* [Task directions]: All records, exactly as written, minus the pictures: copy them out.

* [Source records]:
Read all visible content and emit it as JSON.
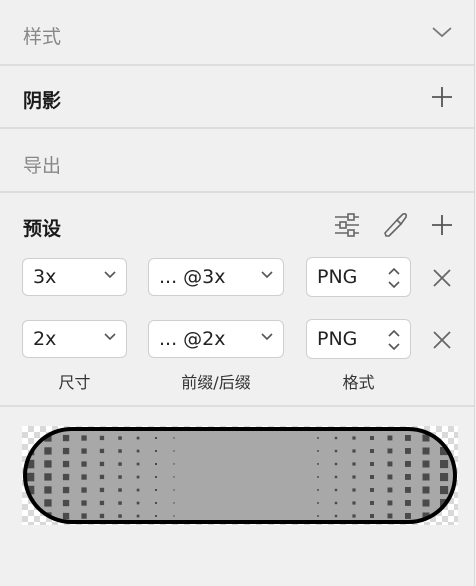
{
  "panel": {
    "style_section": {
      "title": "样式",
      "icon": "chevron-down-icon"
    },
    "shadow_section": {
      "title": "阴影",
      "icon": "plus-icon"
    },
    "export_section": {
      "title": "导出"
    },
    "presets": {
      "title": "预设",
      "icons": [
        "sliders-icon",
        "knife-icon",
        "plus-icon"
      ],
      "rows": [
        {
          "size": "3x",
          "suffix": "... @3x",
          "format": "PNG"
        },
        {
          "size": "2x",
          "suffix": "... @2x",
          "format": "PNG"
        }
      ],
      "captions": {
        "size": "尺寸",
        "suffix": "前缀/后缀",
        "format": "格式"
      }
    },
    "preview": {
      "stroke_color": "#000000",
      "fill_color": "#a8a8a8",
      "dot_color": "#4a4a4a"
    }
  }
}
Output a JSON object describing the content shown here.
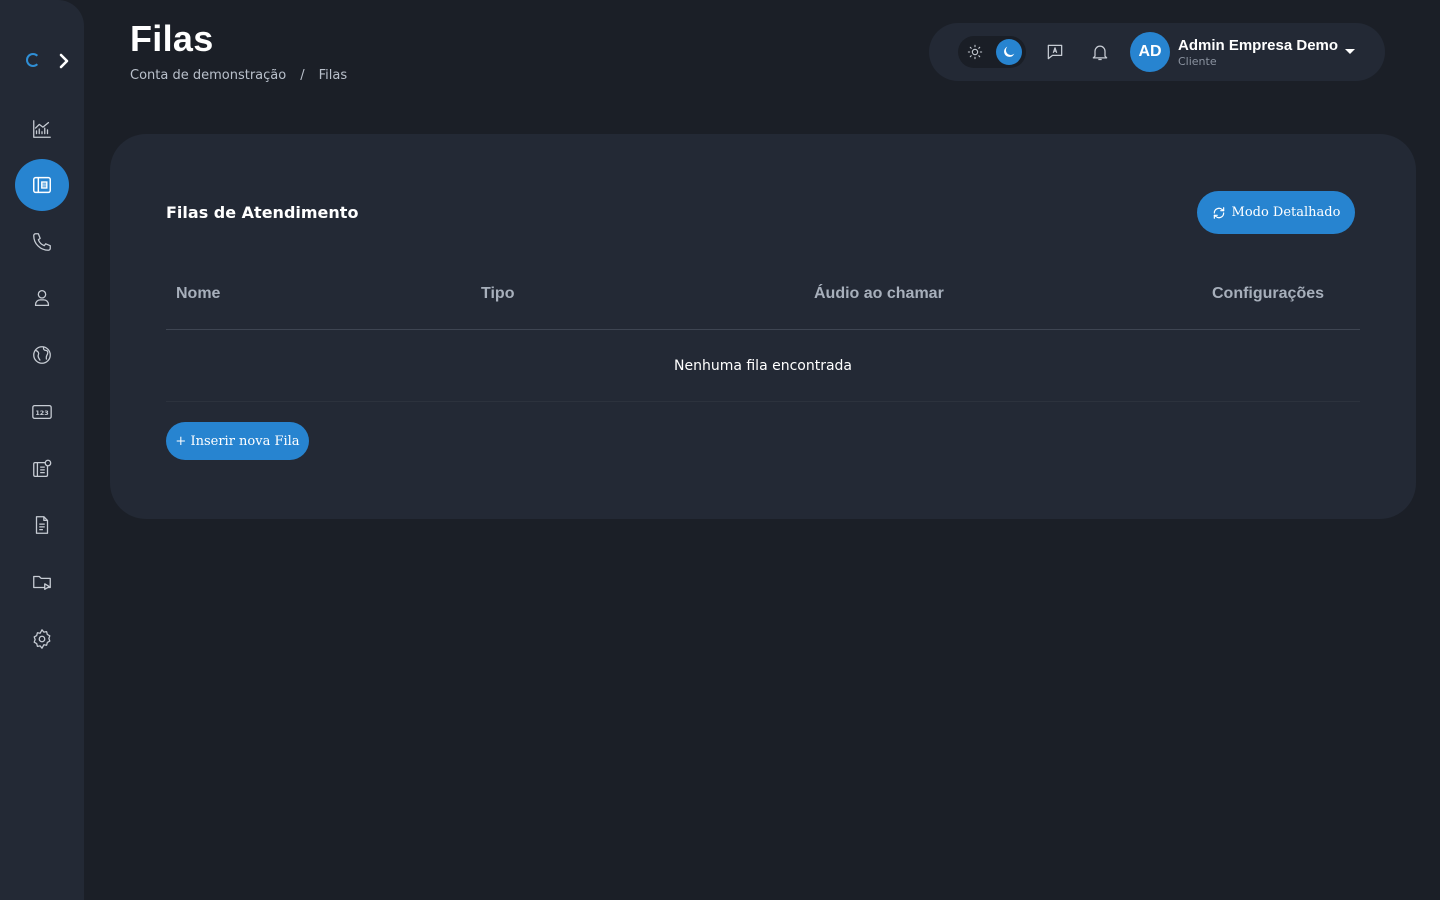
{
  "page": {
    "title": "Filas",
    "breadcrumb": [
      "Conta de demonstração",
      "/",
      "Filas"
    ]
  },
  "sidebar": {
    "items": [
      {
        "name": "dashboard",
        "icon": "chart-line-icon",
        "active": false
      },
      {
        "name": "queues",
        "icon": "queue-list-icon",
        "active": true
      },
      {
        "name": "calls",
        "icon": "phone-icon",
        "active": false
      },
      {
        "name": "users",
        "icon": "user-icon",
        "active": false
      },
      {
        "name": "routes",
        "icon": "globe-icon",
        "active": false
      },
      {
        "name": "numbers",
        "icon": "numbers-123-icon",
        "active": false
      },
      {
        "name": "ivr",
        "icon": "ivr-icon",
        "active": false
      },
      {
        "name": "reports",
        "icon": "document-icon",
        "active": false
      },
      {
        "name": "recordings",
        "icon": "folder-play-icon",
        "active": false
      },
      {
        "name": "settings",
        "icon": "gear-icon",
        "active": false
      }
    ]
  },
  "topbar": {
    "theme": "dark",
    "user_initials": "AD",
    "user_name": "Admin Empresa Demo",
    "user_role": "Cliente"
  },
  "card": {
    "title": "Filas de Atendimento",
    "mode_button_label": "Modo Detalhado",
    "columns": [
      "Nome",
      "Tipo",
      "Áudio ao chamar",
      "Configurações"
    ],
    "empty_message": "Nenhuma fila encontrada",
    "insert_button_label": "+ Inserir nova Fila"
  },
  "colors": {
    "background": "#1b1f27",
    "surface": "#232935",
    "accent": "#2784d0"
  }
}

* [Response to this exercise]:
Read all visible content and emit it as JSON.
{
  "panel": {
    "style_section": {
      "title": "样式",
      "icon": "chevron-down-icon"
    },
    "shadow_section": {
      "title": "阴影",
      "icon": "plus-icon"
    },
    "export_section": {
      "title": "导出"
    },
    "presets": {
      "title": "预设",
      "icons": [
        "sliders-icon",
        "knife-icon",
        "plus-icon"
      ],
      "rows": [
        {
          "size": "3x",
          "suffix": "... @3x",
          "format": "PNG"
        },
        {
          "size": "2x",
          "suffix": "... @2x",
          "format": "PNG"
        }
      ],
      "captions": {
        "size": "尺寸",
        "suffix": "前缀/后缀",
        "format": "格式"
      }
    },
    "preview": {
      "stroke_color": "#000000",
      "fill_color": "#a8a8a8",
      "dot_color": "#4a4a4a"
    }
  }
}
Output a JSON object describing the content shown here.
{
  "page": {
    "title": "Filas",
    "breadcrumb": [
      "Conta de demonstração",
      "/",
      "Filas"
    ]
  },
  "sidebar": {
    "items": [
      {
        "name": "dashboard",
        "icon": "chart-line-icon",
        "active": false
      },
      {
        "name": "queues",
        "icon": "queue-list-icon",
        "active": true
      },
      {
        "name": "calls",
        "icon": "phone-icon",
        "active": false
      },
      {
        "name": "users",
        "icon": "user-icon",
        "active": false
      },
      {
        "name": "routes",
        "icon": "globe-icon",
        "active": false
      },
      {
        "name": "numbers",
        "icon": "numbers-123-icon",
        "active": false
      },
      {
        "name": "ivr",
        "icon": "ivr-icon",
        "active": false
      },
      {
        "name": "reports",
        "icon": "document-icon",
        "active": false
      },
      {
        "name": "recordings",
        "icon": "folder-play-icon",
        "active": false
      },
      {
        "name": "settings",
        "icon": "gear-icon",
        "active": false
      }
    ]
  },
  "topbar": {
    "theme": "dark",
    "user_initials": "AD",
    "user_name": "Admin Empresa Demo",
    "user_role": "Cliente"
  },
  "card": {
    "title": "Filas de Atendimento",
    "mode_button_label": "Modo Detalhado",
    "columns": [
      "Nome",
      "Tipo",
      "Áudio ao chamar",
      "Configurações"
    ],
    "empty_message": "Nenhuma fila encontrada",
    "insert_button_label": "+ Inserir nova Fila"
  },
  "colors": {
    "background": "#1b1f27",
    "surface": "#232935",
    "accent": "#2784d0"
  }
}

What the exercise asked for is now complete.